In this lesson we will learn how to understand “relative clauses,” phrases that describe a noun just like an adjective does. We will compare the Hebrew syntax to English in order to see how best to translate these phrases. We will also find examples of the two Hebrew relative particles in different genres of the biblical text and examine how they are used in various contexts.
The Dual Form & Numbers
In this lesson, we will learn what Hebrew numbers look like in both the masculine and feminine genders. We will also discover that Hebrew has a special suffix to mark nouns that come in pairs, and we will explore some different situations in which this “dual form” appears. As usual, we will look into the biblical text for examples.
Creation & Pronominal Suffixes
In this lesson, we’ll read and discuss the creation story in Genesis 1-2, specifically the verses about the creation of the woman. We’ll hear some of the Jewish midrashim on this text and see how they interact with the Hebrew here. As we read, we’ll encounter several different kinds of pronominal suffixes, and we’ll learn what these suffixes look like on feminine plural nouns.
Where We’ve Been
See how far we have come! In this meeting, we’ll begin by reading a few verses (without translation) about the patriarch Isaac. We’ll focus in on some verb forms and other grammatical subjects we find here and remind ourselves what we’ve learned this semester. Then we’ll return to the verses and see how much we can translate with all the Hebrew knowledge we now have.

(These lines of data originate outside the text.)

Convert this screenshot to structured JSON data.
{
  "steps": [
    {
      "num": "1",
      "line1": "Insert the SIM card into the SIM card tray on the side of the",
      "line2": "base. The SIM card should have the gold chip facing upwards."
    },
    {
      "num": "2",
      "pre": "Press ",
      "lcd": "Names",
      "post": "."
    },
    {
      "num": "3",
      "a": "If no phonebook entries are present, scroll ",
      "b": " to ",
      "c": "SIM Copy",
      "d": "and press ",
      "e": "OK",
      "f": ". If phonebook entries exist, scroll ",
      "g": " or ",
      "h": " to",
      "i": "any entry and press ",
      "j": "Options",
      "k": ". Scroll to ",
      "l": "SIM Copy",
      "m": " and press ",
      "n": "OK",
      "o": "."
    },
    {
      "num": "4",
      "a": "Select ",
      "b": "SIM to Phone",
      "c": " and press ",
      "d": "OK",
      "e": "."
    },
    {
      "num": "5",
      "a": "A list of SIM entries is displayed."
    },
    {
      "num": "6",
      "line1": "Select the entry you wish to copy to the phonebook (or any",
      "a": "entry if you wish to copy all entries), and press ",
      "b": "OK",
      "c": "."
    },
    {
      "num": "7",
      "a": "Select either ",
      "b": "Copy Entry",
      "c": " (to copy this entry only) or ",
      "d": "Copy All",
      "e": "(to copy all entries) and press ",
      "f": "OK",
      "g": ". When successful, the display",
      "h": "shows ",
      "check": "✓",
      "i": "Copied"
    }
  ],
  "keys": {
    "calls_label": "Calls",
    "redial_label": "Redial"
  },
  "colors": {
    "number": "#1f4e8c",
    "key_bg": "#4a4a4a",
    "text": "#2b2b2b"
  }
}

This Course is Fully Acknowledged by the Hebrew University
Israel Institute of Biblical Studies
- Get full academic credit for this course from The Hebrew University of Jerusalem
- Valid in any academic institution that acknowledges credit from The Hebrew University of Jerusalem
- Receive an official Israel Institute of Biblical Studies certificate upon completing this course
Our StoryFor centuries, the Holy Bible has been a source of inspiration for people all over the world. It is the most widely distributed book today. The Bible is a part of our modern world and has influenced the foundations of Western culture. The Israel Institute of Biblical Studies aims to make the Bible accessible to people around the world. Through biblical study and language courses students connect with teachers in the Holy Land to learn the original languages of the Old and New Testaments. This allows them to interpret the holy texts themselves, while discovering the ancient land of the Bible where the stories took place.